January 20th, 2011
Total Distance for today: 43 miles
Total Distance for Tour: approx. 718 miles
LOCATION: Charlotte, NC
STATUS: Couchsurfing, in route to Atlanta, GAJanuary 16th, 2011
My interview with the Salisbury Post went quite well, as I really felt the reporter captured the many details of my story and journey. You can read it here.
When It’s Hard
I want to give you a glimpse of what it’s like on the road; the Flip Cam sort of captures it, but only a little. You really would have to be here to experience it all: The pebbles that are like unpredictable little land-mines on the narrow shoulder in front of you, the salt from the sweat that pours down from around the sides of the helmet into your eyes, the weight of the pack, the pull of the flag that drags like a parachute in the wind, the fire in your legs and blisters on your feet, the dizzy delirium you find when you feel you’re at the end of your rope, the relentless flow of traffic that constantly forces you off the road and onto the grass, the bigger hill that comes into sight just as you crest the one you’re on, and the smell of diesel fuel and rush of wind reminding you of the danger after an 18-wheeler barrels by – These are the sensations that constantly bombard the intrepid one. Of course, it can be… difficult. Yet, you go on.
As harsh as this thing can be physically, I think the hardest part is the loneliness of it all. There’s something about the fact that your this lone, bizarre, character out there, and people just see a glimpse of you before they’re back to their jobs, friends, families, and normal lives. Skating on from one place to the next, you never know who or what you’ll find. It’s like the only physically constant person in your life is you, and you live in a strange universe that is pure solitude. I can’t tell you how many times I’ve wished I had a skating partner out here. Anyone wanna come join me for a day? I promise to take it easy on you! 🙂
In spite of the difficulty, I’ve caught myself, on multiple occasions, saying something like this:

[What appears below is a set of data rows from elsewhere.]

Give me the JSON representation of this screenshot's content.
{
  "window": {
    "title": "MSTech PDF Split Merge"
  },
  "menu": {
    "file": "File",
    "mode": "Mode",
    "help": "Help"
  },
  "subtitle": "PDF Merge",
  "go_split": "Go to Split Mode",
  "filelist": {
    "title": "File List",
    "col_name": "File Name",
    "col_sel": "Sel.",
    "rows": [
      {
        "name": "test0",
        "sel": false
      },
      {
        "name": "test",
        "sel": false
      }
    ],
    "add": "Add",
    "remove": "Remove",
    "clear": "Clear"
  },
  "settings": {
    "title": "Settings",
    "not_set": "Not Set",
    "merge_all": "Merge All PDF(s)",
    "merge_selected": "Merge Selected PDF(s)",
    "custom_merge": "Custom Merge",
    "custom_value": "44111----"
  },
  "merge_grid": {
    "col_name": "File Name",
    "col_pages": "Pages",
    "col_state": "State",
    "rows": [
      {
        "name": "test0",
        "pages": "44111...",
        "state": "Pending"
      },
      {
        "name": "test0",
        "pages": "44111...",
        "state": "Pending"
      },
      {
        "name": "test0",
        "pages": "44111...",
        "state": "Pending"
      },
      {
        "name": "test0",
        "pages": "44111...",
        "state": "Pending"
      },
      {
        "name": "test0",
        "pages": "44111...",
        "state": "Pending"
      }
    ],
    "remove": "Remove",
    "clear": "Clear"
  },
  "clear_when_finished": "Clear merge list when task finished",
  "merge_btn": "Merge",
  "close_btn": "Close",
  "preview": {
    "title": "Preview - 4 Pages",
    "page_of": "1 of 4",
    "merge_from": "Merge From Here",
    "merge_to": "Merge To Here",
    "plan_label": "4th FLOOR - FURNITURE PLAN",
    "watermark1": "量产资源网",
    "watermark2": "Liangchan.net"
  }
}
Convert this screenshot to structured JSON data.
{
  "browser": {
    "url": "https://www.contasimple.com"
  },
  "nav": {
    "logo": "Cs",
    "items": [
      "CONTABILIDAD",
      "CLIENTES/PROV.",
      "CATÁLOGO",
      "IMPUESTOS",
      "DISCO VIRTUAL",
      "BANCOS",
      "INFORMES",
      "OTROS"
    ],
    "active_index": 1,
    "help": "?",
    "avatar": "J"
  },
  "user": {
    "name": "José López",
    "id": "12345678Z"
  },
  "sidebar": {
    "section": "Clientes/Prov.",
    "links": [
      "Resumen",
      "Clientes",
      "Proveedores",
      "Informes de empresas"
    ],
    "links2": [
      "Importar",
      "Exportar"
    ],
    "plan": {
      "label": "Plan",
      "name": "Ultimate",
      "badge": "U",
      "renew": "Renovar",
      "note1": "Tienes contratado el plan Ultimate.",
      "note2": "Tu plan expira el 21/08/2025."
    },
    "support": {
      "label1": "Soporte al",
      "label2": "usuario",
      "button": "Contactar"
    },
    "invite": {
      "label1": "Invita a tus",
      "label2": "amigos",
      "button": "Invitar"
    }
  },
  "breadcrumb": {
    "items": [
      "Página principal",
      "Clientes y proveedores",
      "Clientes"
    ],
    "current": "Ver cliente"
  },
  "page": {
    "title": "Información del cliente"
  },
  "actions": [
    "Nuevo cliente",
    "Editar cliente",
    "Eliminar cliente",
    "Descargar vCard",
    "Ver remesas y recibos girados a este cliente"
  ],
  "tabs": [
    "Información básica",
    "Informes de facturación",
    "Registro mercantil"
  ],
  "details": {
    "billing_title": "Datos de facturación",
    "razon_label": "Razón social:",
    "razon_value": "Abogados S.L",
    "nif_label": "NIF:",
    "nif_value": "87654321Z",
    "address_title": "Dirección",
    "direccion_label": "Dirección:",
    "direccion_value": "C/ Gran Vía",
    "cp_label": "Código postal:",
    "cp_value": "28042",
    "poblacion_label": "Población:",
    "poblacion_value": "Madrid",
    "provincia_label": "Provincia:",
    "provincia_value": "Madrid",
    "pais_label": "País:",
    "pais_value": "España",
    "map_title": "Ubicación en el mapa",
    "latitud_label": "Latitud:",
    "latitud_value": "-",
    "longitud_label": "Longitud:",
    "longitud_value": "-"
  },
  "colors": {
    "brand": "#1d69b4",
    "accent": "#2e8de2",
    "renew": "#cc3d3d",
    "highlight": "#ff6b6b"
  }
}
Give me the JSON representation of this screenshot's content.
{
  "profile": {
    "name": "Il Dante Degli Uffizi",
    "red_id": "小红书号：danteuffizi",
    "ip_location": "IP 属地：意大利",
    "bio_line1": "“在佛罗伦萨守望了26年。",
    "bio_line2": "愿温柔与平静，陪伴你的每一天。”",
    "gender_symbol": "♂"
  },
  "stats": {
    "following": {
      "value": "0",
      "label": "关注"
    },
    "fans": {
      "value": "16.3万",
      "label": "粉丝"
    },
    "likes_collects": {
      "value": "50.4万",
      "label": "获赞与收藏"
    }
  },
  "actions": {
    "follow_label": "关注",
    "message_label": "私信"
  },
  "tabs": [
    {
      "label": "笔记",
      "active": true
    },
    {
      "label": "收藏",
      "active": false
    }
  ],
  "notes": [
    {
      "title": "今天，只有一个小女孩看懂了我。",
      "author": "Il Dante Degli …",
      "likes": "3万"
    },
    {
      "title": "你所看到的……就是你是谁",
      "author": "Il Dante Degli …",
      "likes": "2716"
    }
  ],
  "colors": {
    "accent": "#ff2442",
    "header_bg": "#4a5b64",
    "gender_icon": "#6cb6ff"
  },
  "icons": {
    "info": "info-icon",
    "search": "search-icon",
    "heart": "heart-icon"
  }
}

Don’t take this away from me! Don’t you ever take it away! This experience, this fight, and this journey – THIS is mine, and no one will take it from me.”
I don’t know who I’m saying it to. Maybe I’m saying it to myself. All I know is that I say it when the pain is the worst and that I mean it.
I’m moving on…